Michael Chernishov* 1945
Soviet and American artist, painter, graphic artist, author of performances and installations. He studied at the Zagorsk Art and Industrial College, then at the Moscow State University at the Department of Theory and History of Art. In the 1960s, he was close to Mikhail Roginsky, participated in the exhibition “Pop Art in the USSR” (1964). Then he became close to Vyacheslav Koleychuk and began to study pure geometric abstraction.
In 1961, the artist finds a theme that he is still developing: doubling, or, as he puts it, “shifting the symmetry to the edge of the sheet plane in a ratio of 1:2 for each subsequent element.” To present to the public abstract works made in accordance with this principle, he was allowed temporary relief in the art policy of the Soviet Union after the Bulldozer exhibition: artists were granted the right to briefly exhibit their works in the open air. In 1976 Michael Chernishov and Boris Bich held a small exhibition “Doubling” (with elements of land art and performance) in the Vorontsov Park in Moscow.
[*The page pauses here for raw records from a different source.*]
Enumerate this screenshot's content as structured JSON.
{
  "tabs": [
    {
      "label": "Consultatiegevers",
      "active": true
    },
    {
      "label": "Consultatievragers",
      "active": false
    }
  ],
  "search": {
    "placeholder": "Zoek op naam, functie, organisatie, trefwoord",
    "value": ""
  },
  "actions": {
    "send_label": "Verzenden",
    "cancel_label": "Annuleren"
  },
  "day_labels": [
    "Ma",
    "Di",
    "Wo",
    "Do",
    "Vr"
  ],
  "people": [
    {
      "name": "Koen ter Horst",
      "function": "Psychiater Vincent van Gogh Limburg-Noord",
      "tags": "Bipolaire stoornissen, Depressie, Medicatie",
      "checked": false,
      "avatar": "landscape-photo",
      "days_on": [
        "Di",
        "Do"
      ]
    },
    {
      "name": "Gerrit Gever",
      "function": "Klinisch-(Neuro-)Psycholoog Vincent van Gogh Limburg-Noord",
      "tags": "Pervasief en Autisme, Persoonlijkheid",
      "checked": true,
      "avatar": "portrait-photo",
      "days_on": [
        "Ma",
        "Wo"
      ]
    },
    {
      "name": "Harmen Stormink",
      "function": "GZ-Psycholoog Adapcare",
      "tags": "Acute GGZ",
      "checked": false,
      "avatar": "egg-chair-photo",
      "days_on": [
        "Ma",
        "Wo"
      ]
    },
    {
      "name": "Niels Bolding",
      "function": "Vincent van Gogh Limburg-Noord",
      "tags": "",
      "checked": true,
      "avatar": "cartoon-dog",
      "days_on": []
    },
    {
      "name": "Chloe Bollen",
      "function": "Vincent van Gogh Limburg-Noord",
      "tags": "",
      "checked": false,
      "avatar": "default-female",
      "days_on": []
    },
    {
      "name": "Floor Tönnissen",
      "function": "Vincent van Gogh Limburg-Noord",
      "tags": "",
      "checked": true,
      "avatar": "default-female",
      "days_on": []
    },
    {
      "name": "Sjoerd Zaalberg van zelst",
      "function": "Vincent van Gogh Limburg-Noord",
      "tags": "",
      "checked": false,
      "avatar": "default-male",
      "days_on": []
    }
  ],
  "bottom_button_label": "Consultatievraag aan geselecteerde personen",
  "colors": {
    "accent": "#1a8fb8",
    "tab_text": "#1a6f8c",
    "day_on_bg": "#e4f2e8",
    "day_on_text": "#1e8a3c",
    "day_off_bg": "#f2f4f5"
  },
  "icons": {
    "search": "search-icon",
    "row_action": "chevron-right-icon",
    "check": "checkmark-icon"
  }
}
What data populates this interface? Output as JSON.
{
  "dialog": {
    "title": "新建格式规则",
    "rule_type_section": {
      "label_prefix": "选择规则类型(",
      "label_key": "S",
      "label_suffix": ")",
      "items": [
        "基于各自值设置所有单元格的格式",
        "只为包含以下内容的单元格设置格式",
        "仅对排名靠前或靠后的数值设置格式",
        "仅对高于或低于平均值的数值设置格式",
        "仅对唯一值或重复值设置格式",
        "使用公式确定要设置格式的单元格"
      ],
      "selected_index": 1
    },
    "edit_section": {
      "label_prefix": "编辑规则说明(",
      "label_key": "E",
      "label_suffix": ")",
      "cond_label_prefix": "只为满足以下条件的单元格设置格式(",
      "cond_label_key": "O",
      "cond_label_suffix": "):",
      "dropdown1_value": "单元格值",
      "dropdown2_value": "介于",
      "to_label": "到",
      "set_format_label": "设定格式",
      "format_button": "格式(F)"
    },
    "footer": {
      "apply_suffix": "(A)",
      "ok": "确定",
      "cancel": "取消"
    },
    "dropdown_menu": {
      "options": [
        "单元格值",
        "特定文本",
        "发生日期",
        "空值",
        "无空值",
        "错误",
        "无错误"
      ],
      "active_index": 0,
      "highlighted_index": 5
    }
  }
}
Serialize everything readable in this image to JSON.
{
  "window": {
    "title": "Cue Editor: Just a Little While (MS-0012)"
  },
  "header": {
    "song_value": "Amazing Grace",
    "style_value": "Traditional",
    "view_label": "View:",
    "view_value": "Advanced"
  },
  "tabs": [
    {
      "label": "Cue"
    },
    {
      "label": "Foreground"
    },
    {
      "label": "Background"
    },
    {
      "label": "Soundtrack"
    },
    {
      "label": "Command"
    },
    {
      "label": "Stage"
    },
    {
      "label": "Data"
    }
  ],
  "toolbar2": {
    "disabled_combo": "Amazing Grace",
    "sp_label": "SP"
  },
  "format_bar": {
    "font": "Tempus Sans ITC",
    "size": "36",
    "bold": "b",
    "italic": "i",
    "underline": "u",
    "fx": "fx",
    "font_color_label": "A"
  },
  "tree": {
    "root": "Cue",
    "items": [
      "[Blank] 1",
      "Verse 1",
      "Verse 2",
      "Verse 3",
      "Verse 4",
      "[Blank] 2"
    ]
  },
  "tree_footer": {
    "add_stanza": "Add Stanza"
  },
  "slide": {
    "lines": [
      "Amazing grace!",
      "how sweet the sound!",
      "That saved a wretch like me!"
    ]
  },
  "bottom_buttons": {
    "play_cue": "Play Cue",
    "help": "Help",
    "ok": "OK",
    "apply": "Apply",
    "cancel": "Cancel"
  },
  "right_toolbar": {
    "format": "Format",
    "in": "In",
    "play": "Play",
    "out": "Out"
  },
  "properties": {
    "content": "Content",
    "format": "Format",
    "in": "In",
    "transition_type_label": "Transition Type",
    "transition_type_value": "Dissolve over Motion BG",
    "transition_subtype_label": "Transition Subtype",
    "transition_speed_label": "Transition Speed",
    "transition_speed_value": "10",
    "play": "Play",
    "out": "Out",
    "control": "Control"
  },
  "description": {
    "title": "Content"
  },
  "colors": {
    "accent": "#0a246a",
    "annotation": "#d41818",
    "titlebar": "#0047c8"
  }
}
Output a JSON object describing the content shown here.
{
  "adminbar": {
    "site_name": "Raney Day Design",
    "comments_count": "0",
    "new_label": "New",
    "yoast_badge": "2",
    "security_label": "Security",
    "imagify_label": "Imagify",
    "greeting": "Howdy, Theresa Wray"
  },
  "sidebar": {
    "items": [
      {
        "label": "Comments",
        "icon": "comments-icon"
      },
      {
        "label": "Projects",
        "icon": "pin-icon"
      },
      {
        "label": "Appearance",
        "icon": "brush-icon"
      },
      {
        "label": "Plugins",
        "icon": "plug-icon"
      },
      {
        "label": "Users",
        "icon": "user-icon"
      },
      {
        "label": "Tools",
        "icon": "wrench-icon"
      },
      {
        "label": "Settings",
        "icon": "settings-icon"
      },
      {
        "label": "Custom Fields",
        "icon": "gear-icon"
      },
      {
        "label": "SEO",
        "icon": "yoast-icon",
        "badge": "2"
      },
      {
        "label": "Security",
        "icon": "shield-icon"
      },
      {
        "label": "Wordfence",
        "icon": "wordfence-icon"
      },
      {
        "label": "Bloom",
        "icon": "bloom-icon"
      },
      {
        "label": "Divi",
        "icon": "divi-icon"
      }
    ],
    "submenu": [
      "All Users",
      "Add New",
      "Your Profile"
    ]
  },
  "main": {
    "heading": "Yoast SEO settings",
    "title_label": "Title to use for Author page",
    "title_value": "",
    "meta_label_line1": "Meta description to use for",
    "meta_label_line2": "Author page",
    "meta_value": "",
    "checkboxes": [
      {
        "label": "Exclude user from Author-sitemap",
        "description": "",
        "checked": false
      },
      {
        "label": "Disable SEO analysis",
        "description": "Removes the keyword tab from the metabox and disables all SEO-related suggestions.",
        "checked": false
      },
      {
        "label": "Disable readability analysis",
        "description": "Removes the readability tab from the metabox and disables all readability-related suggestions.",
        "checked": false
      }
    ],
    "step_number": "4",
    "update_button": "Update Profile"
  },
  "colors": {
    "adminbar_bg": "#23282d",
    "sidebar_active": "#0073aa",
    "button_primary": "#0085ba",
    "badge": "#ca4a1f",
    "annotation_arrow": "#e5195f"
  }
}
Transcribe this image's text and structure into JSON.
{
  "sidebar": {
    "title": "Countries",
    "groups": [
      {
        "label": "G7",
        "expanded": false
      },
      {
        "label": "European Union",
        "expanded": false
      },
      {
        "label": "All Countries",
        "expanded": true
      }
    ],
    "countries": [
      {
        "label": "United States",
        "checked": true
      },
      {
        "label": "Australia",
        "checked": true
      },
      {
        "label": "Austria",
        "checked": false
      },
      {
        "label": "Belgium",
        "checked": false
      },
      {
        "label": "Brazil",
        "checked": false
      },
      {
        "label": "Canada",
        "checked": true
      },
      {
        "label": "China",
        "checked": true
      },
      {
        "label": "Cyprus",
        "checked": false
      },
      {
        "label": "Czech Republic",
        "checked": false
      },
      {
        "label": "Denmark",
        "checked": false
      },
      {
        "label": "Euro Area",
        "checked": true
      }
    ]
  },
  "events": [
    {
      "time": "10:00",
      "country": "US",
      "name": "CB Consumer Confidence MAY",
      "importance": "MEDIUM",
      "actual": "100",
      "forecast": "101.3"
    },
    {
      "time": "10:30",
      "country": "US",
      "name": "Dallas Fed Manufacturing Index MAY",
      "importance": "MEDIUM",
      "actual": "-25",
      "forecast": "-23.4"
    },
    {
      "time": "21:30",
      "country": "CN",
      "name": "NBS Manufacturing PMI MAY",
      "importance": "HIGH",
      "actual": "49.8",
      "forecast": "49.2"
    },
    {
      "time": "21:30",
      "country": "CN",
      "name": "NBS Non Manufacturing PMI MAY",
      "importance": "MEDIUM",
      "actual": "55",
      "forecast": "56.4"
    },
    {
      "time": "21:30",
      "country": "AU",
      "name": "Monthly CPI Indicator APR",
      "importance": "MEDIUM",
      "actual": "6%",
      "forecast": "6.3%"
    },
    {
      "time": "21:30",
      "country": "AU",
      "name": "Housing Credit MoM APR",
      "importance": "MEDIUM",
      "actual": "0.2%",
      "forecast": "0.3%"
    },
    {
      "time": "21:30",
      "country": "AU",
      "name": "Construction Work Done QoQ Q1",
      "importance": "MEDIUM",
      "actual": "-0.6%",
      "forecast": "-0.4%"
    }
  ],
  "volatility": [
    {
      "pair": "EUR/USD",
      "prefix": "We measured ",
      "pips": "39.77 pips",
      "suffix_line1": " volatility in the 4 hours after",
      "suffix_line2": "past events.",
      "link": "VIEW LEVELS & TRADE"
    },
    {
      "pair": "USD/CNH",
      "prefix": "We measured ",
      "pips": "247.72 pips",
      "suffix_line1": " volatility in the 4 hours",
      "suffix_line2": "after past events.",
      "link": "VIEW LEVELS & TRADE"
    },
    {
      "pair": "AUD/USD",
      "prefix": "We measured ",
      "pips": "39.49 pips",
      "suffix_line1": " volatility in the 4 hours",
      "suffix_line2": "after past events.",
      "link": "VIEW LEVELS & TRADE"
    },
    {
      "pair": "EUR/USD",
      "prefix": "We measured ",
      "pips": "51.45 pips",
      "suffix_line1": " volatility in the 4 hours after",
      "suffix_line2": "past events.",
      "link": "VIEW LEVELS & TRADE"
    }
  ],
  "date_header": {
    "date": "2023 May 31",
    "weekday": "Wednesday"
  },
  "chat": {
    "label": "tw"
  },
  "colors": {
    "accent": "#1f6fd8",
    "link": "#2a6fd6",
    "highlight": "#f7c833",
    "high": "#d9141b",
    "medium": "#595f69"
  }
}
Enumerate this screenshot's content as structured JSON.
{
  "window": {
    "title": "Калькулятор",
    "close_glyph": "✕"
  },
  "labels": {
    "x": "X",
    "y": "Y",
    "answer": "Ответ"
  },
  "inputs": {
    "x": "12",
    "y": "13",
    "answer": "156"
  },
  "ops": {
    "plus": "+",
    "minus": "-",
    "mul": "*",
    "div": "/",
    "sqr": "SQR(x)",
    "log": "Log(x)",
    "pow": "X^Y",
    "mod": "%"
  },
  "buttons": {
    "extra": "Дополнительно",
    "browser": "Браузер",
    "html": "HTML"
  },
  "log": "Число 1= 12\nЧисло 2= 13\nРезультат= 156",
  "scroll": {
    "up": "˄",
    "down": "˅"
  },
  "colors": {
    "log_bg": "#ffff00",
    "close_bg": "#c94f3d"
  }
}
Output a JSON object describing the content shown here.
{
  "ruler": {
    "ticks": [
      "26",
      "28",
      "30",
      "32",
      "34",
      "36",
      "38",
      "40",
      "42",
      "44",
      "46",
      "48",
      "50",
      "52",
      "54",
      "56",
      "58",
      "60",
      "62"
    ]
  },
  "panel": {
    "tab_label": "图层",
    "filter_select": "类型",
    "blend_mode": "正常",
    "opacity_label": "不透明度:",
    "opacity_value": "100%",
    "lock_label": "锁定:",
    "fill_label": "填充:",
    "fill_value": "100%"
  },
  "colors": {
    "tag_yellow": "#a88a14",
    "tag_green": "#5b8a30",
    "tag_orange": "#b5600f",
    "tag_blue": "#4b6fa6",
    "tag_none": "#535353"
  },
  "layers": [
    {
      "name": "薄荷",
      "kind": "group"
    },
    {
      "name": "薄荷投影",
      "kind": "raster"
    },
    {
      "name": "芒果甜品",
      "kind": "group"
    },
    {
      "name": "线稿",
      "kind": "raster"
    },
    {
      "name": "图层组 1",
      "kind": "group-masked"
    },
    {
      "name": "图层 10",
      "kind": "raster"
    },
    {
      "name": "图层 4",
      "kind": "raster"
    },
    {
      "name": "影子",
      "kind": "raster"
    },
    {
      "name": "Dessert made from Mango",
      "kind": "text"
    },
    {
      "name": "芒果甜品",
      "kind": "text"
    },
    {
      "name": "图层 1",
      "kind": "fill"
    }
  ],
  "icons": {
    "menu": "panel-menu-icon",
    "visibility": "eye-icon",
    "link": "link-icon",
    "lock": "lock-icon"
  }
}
In 1978 the Tsaritsyno Park hosted the exhibition “Doubling II”, which was attended by five artists, including Chernishov.
The artist’s interest in drawing, typography, and pictographs, which has persisted since the 1960s is reflected in another important motif of his painting – images of airplanes.
In 1978 the first retrospective of Michael Chernishov was held in the City Committee of Graphics. In 1980 he emigrated from the USSR. Since 1981 he has lived in the United States. Author of the book “Moscow 1961-67” (New York, 1987). The artist’s works are in the collections of the State Tretyakov Gallery, the Russian Museum, The National Center for Contemporary Art and other museums.